**Records to process**
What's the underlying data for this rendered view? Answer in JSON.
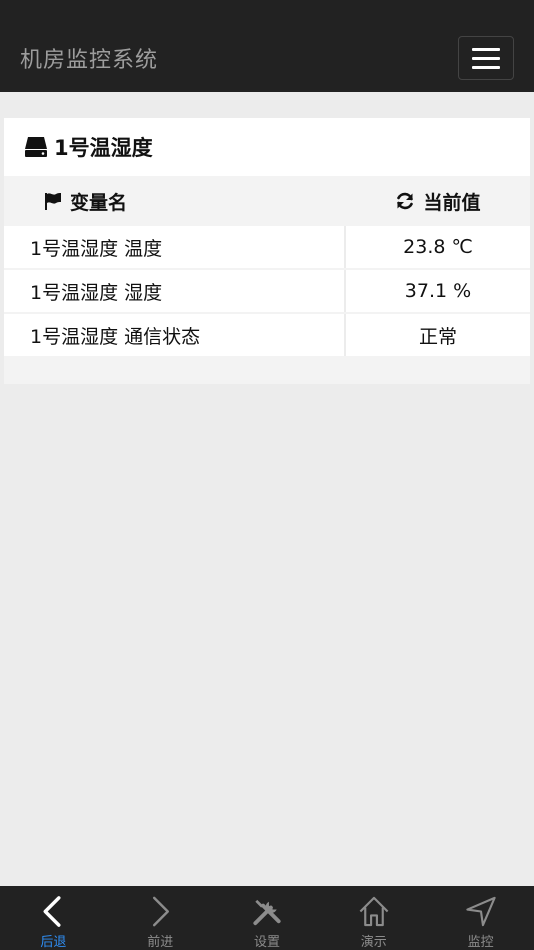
{
  "header": {
    "title": "机房监控系统"
  },
  "panel": {
    "title": "1号温湿度",
    "columns": {
      "name": "变量名",
      "value": "当前值"
    },
    "rows": [
      {
        "name": "1号温湿度 温度",
        "value": "23.8 ℃"
      },
      {
        "name": "1号温湿度 湿度",
        "value": "37.1 %"
      },
      {
        "name": "1号温湿度 通信状态",
        "value": "正常"
      }
    ]
  },
  "tabbar": {
    "items": [
      {
        "label": "后退",
        "icon": "back-icon"
      },
      {
        "label": "前进",
        "icon": "forward-icon"
      },
      {
        "label": "设置",
        "icon": "tools-icon"
      },
      {
        "label": "演示",
        "icon": "home-icon"
      },
      {
        "label": "监控",
        "icon": "navigate-icon"
      }
    ],
    "active_color": "#2f8ef4",
    "inactive_color": "#8c8c8c"
  }
}
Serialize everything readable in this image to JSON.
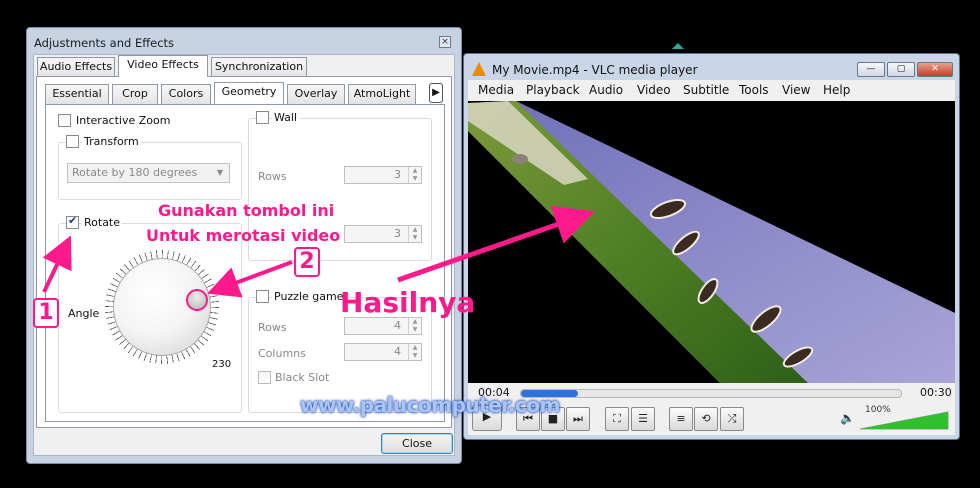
{
  "adjustments": {
    "title": "Adjustments and Effects",
    "close_glyph": "×",
    "tabs": [
      {
        "label": "Audio Effects",
        "selected": false
      },
      {
        "label": "Video Effects",
        "selected": true
      },
      {
        "label": "Synchronization",
        "selected": false
      }
    ],
    "subtabs": [
      {
        "label": "Essential"
      },
      {
        "label": "Crop"
      },
      {
        "label": "Colors"
      },
      {
        "label": "Geometry",
        "selected": true
      },
      {
        "label": "Overlay"
      },
      {
        "label": "AtmoLight"
      }
    ],
    "interactive_zoom": {
      "label": "Interactive Zoom",
      "checked": false
    },
    "transform": {
      "label": "Transform",
      "checked": false,
      "select_value": "Rotate by 180 degrees"
    },
    "rotate": {
      "label": "Rotate",
      "checked": true,
      "angle_label": "Angle",
      "angle_value": "230"
    },
    "wall": {
      "label": "Wall",
      "checked": false,
      "rows_label": "Rows",
      "rows_value": "3",
      "cols_value": "3"
    },
    "puzzle": {
      "label": "Puzzle game",
      "checked": false,
      "rows_label": "Rows",
      "rows_value": "4",
      "columns_label": "Columns",
      "columns_value": "4",
      "black_slot_label": "Black Slot",
      "black_slot_checked": false
    },
    "close_button": "Close",
    "tab_scroll_arrow": "▶"
  },
  "vlc": {
    "title": "My Movie.mp4 - VLC media player",
    "window_buttons": {
      "minimize": "—",
      "maximize": "▢",
      "close": "✕"
    },
    "menu": [
      "Media",
      "Playback",
      "Audio",
      "Video",
      "Subtitle",
      "Tools",
      "View",
      "Help"
    ],
    "time_elapsed": "00:04",
    "time_total": "00:30",
    "progress": 0.15,
    "volume_label": "100%",
    "volume": 1.0,
    "buttons": {
      "play": "▶",
      "prev": "⏮",
      "stop": "■",
      "next": "⏭",
      "fullscreen": "⛶",
      "extended": "☰",
      "playlist": "≡",
      "loop": "⟲",
      "random": "⤮",
      "speaker": "🔈"
    }
  },
  "annotations": {
    "step1": "1",
    "step2": "2",
    "instruction_line1": "Gunakan tombol ini",
    "instruction_line2": "Untuk merotasi video",
    "result_label": "Hasilnya",
    "watermark": "www.palucomputer.com"
  },
  "colors": {
    "accent": "#ff1a8c",
    "progress": "#2b73d6",
    "volume": "#2fbf2f"
  }
}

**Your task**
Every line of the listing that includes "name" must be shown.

**Answer to this problem**
      "name": "变量名",
        "name": "1号温湿度 温度",
        "name": "1号温湿度 湿度",
        "name": "1号温湿度 通信状态",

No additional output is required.